=== INSTRUCTIONS TO FOLLOW ===
Repeat the records. Keep every word and mark exactly as it is.
Segment Open
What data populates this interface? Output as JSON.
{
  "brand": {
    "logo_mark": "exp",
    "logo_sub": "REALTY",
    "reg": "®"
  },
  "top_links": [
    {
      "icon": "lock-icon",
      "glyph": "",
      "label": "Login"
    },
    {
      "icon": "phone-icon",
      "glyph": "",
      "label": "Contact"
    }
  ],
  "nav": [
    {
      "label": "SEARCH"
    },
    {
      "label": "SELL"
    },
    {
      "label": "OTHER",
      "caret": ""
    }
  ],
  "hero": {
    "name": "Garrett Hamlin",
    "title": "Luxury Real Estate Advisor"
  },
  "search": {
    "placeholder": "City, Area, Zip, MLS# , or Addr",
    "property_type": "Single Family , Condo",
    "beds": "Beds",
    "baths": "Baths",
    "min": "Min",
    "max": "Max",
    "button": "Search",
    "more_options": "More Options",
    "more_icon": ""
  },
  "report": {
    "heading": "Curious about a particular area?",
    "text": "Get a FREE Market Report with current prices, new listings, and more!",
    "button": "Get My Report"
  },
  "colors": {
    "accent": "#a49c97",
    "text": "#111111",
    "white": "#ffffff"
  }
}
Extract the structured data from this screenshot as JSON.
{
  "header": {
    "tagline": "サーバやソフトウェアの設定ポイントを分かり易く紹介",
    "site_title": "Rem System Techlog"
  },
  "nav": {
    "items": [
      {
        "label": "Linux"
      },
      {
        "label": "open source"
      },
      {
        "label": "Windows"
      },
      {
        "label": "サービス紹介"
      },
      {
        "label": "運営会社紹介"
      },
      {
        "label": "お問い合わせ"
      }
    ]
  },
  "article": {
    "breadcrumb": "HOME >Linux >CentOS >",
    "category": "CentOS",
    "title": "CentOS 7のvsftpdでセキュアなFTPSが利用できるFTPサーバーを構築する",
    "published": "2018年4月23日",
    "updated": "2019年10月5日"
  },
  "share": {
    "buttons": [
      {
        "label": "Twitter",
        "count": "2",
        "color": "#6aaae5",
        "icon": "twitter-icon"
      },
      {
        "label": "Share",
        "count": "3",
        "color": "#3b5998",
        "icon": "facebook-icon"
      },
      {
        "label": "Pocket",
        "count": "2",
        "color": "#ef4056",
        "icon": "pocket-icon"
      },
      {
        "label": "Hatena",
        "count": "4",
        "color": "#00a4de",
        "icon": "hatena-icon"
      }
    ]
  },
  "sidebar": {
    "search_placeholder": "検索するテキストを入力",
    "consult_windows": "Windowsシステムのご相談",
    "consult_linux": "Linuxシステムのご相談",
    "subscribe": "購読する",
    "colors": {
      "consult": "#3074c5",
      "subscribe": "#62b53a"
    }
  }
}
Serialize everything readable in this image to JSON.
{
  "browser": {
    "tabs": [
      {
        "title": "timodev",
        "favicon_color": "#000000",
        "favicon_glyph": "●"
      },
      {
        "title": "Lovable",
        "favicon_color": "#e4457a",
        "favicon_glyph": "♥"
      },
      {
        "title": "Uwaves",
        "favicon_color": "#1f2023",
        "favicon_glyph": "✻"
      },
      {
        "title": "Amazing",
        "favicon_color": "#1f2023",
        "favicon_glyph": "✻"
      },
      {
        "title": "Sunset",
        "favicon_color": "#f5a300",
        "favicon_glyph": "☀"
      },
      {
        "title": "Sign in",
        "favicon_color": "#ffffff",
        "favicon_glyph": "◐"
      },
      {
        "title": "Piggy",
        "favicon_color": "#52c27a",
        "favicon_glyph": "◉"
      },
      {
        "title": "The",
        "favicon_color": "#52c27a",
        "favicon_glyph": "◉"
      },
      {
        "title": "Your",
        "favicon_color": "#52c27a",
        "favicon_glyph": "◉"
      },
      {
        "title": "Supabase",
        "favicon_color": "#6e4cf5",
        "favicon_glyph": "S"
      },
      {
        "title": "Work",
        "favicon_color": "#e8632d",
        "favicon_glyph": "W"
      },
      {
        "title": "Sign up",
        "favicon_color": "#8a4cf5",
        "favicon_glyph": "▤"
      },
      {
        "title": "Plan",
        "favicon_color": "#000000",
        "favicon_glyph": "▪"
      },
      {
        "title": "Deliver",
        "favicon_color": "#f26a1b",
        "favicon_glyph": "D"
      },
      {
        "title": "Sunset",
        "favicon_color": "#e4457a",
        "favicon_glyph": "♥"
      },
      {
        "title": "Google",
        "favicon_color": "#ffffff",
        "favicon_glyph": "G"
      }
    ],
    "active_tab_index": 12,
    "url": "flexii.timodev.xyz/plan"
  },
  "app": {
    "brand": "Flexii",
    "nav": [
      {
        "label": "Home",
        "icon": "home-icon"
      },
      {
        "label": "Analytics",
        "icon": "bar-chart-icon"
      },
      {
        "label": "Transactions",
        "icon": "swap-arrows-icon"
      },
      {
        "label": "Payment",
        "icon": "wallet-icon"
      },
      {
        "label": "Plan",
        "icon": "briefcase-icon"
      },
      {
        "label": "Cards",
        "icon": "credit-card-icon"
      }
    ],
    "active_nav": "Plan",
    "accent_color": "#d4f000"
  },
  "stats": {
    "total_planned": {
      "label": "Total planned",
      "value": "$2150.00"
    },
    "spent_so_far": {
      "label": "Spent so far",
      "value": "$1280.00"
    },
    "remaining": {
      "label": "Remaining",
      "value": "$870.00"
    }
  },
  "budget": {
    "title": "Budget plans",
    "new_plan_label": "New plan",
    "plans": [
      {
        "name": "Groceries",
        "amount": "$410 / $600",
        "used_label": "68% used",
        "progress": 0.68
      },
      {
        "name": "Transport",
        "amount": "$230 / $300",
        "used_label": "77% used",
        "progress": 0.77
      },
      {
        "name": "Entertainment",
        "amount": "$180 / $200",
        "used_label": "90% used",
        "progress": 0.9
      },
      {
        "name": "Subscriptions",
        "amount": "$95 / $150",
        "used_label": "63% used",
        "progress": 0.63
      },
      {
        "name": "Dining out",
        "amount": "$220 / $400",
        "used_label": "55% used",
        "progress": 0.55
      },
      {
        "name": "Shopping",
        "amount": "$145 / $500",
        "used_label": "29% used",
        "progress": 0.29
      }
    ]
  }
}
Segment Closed
=== PROBLEM SOLUTION ===
What data populates this interface? Output as JSON.
{
  "brand": {
    "logo_mark": "exp",
    "logo_sub": "REALTY",
    "reg": "®"
  },
  "top_links": [
    {
      "icon": "lock-icon",
      "glyph": "",
      "label": "Login"
    },
    {
      "icon": "phone-icon",
      "glyph": "",
      "label": "Contact"
    }
  ],
  "nav": [
    {
      "label": "SEARCH"
    },
    {
      "label": "SELL"
    },
    {
      "label": "OTHER",
      "caret": ""
    }
  ],
  "hero": {
    "name": "Garrett Hamlin",
    "title": "Luxury Real Estate Advisor"
  },
  "search": {
    "placeholder": "City, Area, Zip, MLS# , or Addr",
    "property_type": "Single Family , Condo",
    "beds": "Beds",
    "baths": "Baths",
    "min": "Min",
    "max": "Max",
    "button": "Search",
    "more_options": "More Options",
    "more_icon": ""
  },
  "report": {
    "heading": "Curious about a particular area?",
    "text": "Get a FREE Market Report with current prices, new listings, and more!",
    "button": "Get My Report"
  },
  "colors": {
    "accent": "#a49c97",
    "text": "#111111",
    "white": "#ffffff"
  }
}
Extract the structured data from this screenshot as JSON.
{
  "header": {
    "tagline": "サーバやソフトウェアの設定ポイントを分かり易く紹介",
    "site_title": "Rem System Techlog"
  },
  "nav": {
    "items": [
      {
        "label": "Linux"
      },
      {
        "label": "open source"
      },
      {
        "label": "Windows"
      },
      {
        "label": "サービス紹介"
      },
      {
        "label": "運営会社紹介"
      },
      {
        "label": "お問い合わせ"
      }
    ]
  },
  "article": {
    "breadcrumb": "HOME >Linux >CentOS >",
    "category": "CentOS",
    "title": "CentOS 7のvsftpdでセキュアなFTPSが利用できるFTPサーバーを構築する",
    "published": "2018年4月23日",
    "updated": "2019年10月5日"
  },
  "share": {
    "buttons": [
      {
        "label": "Twitter",
        "count": "2",
        "color": "#6aaae5",
        "icon": "twitter-icon"
      },
      {
        "label": "Share",
        "count": "3",
        "color": "#3b5998",
        "icon": "facebook-icon"
      },
      {
        "label": "Pocket",
        "count": "2",
        "color": "#ef4056",
        "icon": "pocket-icon"
      },
      {
        "label": "Hatena",
        "count": "4",
        "color": "#00a4de",
        "icon": "hatena-icon"
      }
    ]
  },
  "sidebar": {
    "search_placeholder": "検索するテキストを入力",
    "consult_windows": "Windowsシステムのご相談",
    "consult_linux": "Linuxシステムのご相談",
    "subscribe": "購読する",
    "colors": {
      "consult": "#3074c5",
      "subscribe": "#62b53a"
    }
  }
}
Serialize everything readable in this image to JSON.
{
  "browser": {
    "tabs": [
      {
        "title": "timodev",
        "favicon_color": "#000000",
        "favicon_glyph": "●"
      },
      {
        "title": "Lovable",
        "favicon_color": "#e4457a",
        "favicon_glyph": "♥"
      },
      {
        "title": "Uwaves",
        "favicon_color": "#1f2023",
        "favicon_glyph": "✻"
      },
      {
        "title": "Amazing",
        "favicon_color": "#1f2023",
        "favicon_glyph": "✻"
      },
      {
        "title": "Sunset",
        "favicon_color": "#f5a300",
        "favicon_glyph": "☀"
      },
      {
        "title": "Sign in",
        "favicon_color": "#ffffff",
        "favicon_glyph": "◐"
      },
      {
        "title": "Piggy",
        "favicon_color": "#52c27a",
        "favicon_glyph": "◉"
      },
      {
        "title": "The",
        "favicon_color": "#52c27a",
        "favicon_glyph": "◉"
      },
      {
        "title": "Your",
        "favicon_color": "#52c27a",
        "favicon_glyph": "◉"
      },
      {
        "title": "Supabase",
        "favicon_color": "#6e4cf5",
        "favicon_glyph": "S"
      },
      {
        "title": "Work",
        "favicon_color": "#e8632d",
        "favicon_glyph": "W"
      },
      {
        "title": "Sign up",
        "favicon_color": "#8a4cf5",
        "favicon_glyph": "▤"
      },
      {
        "title": "Plan",
        "favicon_color": "#000000",
        "favicon_glyph": "▪"
      },
      {
        "title": "Deliver",
        "favicon_color": "#f26a1b",
        "favicon_glyph": "D"
      },
      {
        "title": "Sunset",
        "favicon_color": "#e4457a",
        "favicon_glyph": "♥"
      },
      {
        "title": "Google",
        "favicon_color": "#ffffff",
        "favicon_glyph": "G"
      }
    ],
    "active_tab_index": 12,
    "url": "flexii.timodev.xyz/plan"
  },
  "app": {
    "brand": "Flexii",
    "nav": [
      {
        "label": "Home",
        "icon": "home-icon"
      },
      {
        "label": "Analytics",
        "icon": "bar-chart-icon"
      },
      {
        "label": "Transactions",
        "icon": "swap-arrows-icon"
      },
      {
        "label": "Payment",
        "icon": "wallet-icon"
      },
      {
        "label": "Plan",
        "icon": "briefcase-icon"
      },
      {
        "label": "Cards",
        "icon": "credit-card-icon"
      }
    ],
    "active_nav": "Plan",
    "accent_color": "#d4f000"
  },
  "stats": {
    "total_planned": {
      "label": "Total planned",
      "value": "$2150.00"
    },
    "spent_so_far": {
      "label": "Spent so far",
      "value": "$1280.00"
    },
    "remaining": {
      "label": "Remaining",
      "value": "$870.00"
    }
  },
  "budget": {
    "title": "Budget plans",
    "new_plan_label": "New plan",
    "plans": [
      {
        "name": "Groceries",
        "amount": "$410 / $600",
        "used_label": "68% used",
        "progress": 0.68
      },
      {
        "name": "Transport",
        "amount": "$230 / $300",
        "used_label": "77% used",
        "progress": 0.77
      },
      {
        "name": "Entertainment",
        "amount": "$180 / $200",
        "used_label": "90% used",
        "progress": 0.9
      },
      {
        "name": "Subscriptions",
        "amount": "$95 / $150",
        "used_label": "63% used",
        "progress": 0.63
      },
      {
        "name": "Dining out",
        "amount": "$220 / $400",
        "used_label": "55% used",
        "progress": 0.55
      },
      {
        "name": "Shopping",
        "amount": "$145 / $500",
        "used_label": "29% used",
        "progress": 0.29
      }
    ]
  }
}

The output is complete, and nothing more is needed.